▶ [Assigned task]
In the material below, find every line containing "JSON" and copy that line.

▶ [Data provided]
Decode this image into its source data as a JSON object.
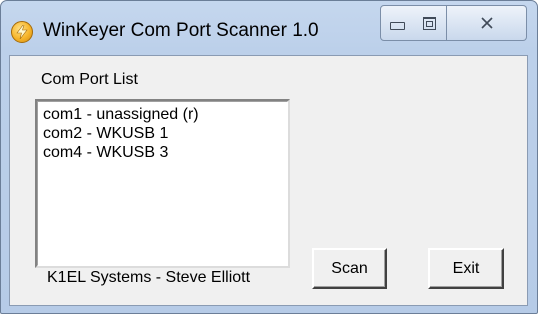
{
  "window": {
    "title": "WinKeyer Com Port Scanner 1.0",
    "icon": "winkeyer-app-icon",
    "controls": {
      "minimize": "minimize-icon",
      "maximize": "maximize-icon",
      "close": "close-icon"
    }
  },
  "com_port_list": {
    "label": "Com Port List",
    "items": [
      "com1 - unassigned (r)",
      "com2 - WKUSB 1",
      "com4 - WKUSB 3"
    ]
  },
  "footer": {
    "credit": "K1EL Systems - Steve Elliott"
  },
  "buttons": {
    "scan": "Scan",
    "exit": "Exit"
  },
  "colors": {
    "title_bar": "#bcd0ea",
    "client_bg": "#f0f0f0",
    "icon_accent": "#f7b52a"
  }
}
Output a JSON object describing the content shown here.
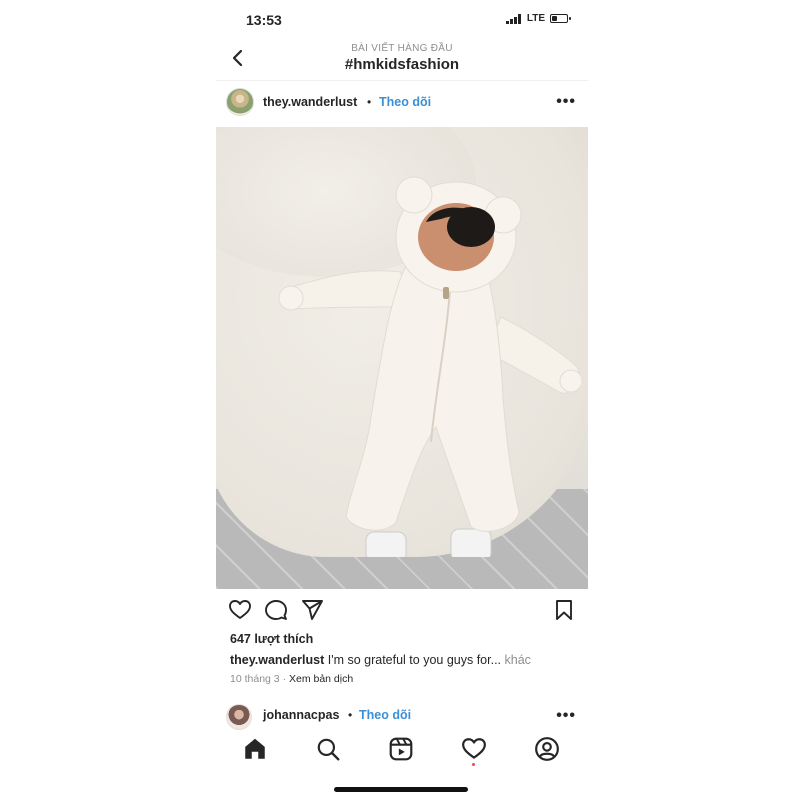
{
  "status_bar": {
    "time": "13:53",
    "network": "LTE",
    "battery_level": 0.3
  },
  "nav": {
    "subtitle": "BÀI VIẾT HÀNG ĐẦU",
    "title": "#hmkidsfashion",
    "back_icon": "chevron-left-icon"
  },
  "post": {
    "username": "they.wanderlust",
    "separator": "•",
    "follow_label": "Theo dõi",
    "more_icon": "more-horizontal-icon",
    "image_subject": "baby-in-white-bear-onesie",
    "likes": "647 lượt thích",
    "caption_user": "they.wanderlust",
    "caption_text": "I'm so grateful to you guys for...",
    "caption_more": "khác",
    "date": "10 tháng 3",
    "meta_separator": "·",
    "translate_label": "Xem bản dịch"
  },
  "comment": {
    "username": "johannacpas",
    "separator": "•",
    "follow_label": "Theo dõi"
  },
  "colors": {
    "accent": "#3a8fd6",
    "text": "#262626",
    "muted": "#8e8e8e",
    "notification": "#ed4956"
  },
  "tabs": [
    "home-icon",
    "search-icon",
    "reels-icon",
    "heart-icon",
    "profile-icon"
  ]
}
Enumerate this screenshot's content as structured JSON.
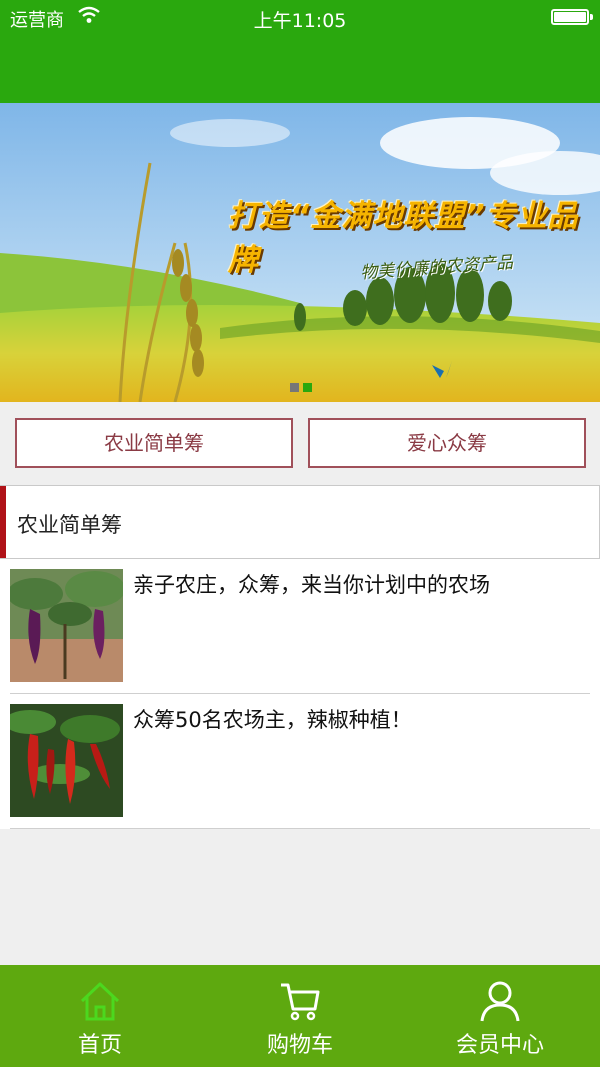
{
  "status_bar": {
    "carrier": "运营商",
    "time": "上午11:05"
  },
  "banner": {
    "slogan": "打造“金满地联盟”专业品牌",
    "subtitle": "物美价廉的农资产品",
    "dots": 2,
    "active_dot": 1
  },
  "buttons": {
    "left": "农业简单筹",
    "right": "爱心众筹"
  },
  "section": {
    "title": "农业简单筹",
    "accent_color": "#b01218"
  },
  "items": [
    {
      "title": "亲子农庄，众筹，来当你计划中的农场",
      "image": "eggplant-photo"
    },
    {
      "title": "众筹50名农场主，辣椒种植！",
      "image": "chili-photo"
    }
  ],
  "tabbar": {
    "tabs": [
      {
        "label": "首页",
        "icon": "home-icon",
        "active": true
      },
      {
        "label": "购物车",
        "icon": "cart-icon",
        "active": false
      },
      {
        "label": "会员中心",
        "icon": "user-icon",
        "active": false
      }
    ]
  },
  "colors": {
    "header": "#2aa80e",
    "tabbar": "#5ea90f",
    "button_border": "#a0505a"
  }
}
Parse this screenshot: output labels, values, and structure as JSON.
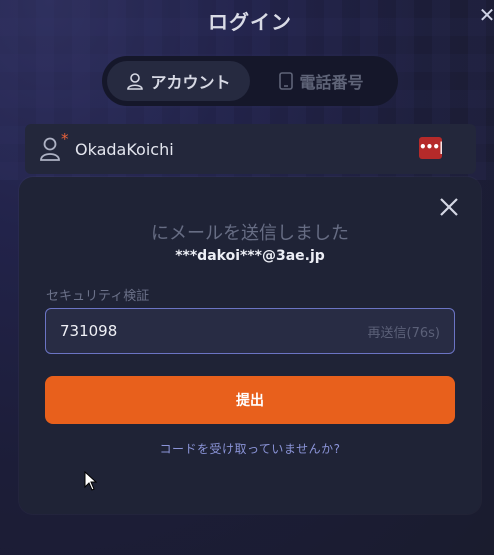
{
  "header": {
    "title": "ログイン",
    "close_icon": "close-icon"
  },
  "tabs": [
    {
      "label": "アカウント",
      "icon": "user-icon",
      "active": true
    },
    {
      "label": "電話番号",
      "icon": "phone-icon",
      "active": false
    }
  ],
  "account": {
    "value": "OkadaKoichi",
    "required_mark": "*",
    "toggle_glyph": "•••|"
  },
  "modal": {
    "message": "にメールを送信しました",
    "masked_email": "***dakoi***@3ae.jp",
    "security_label": "セキュリティ検証",
    "code_value": "731098",
    "resend_label": "再送信(76s)",
    "submit_label": "提出",
    "no_code_link": "コードを受け取っていませんか?"
  },
  "colors": {
    "accent_orange": "#e8601c",
    "link_blue": "#8b94d8",
    "danger_red": "#b52a2a",
    "input_border": "#6b74c4"
  }
}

▶ [Response box]
Decode this image into its source data as a JSON object.
Output a JSON object describing the content shown here.
Enumerate this screenshot's content as structured JSON.
Parse this screenshot: output labels, values, and structure as JSON.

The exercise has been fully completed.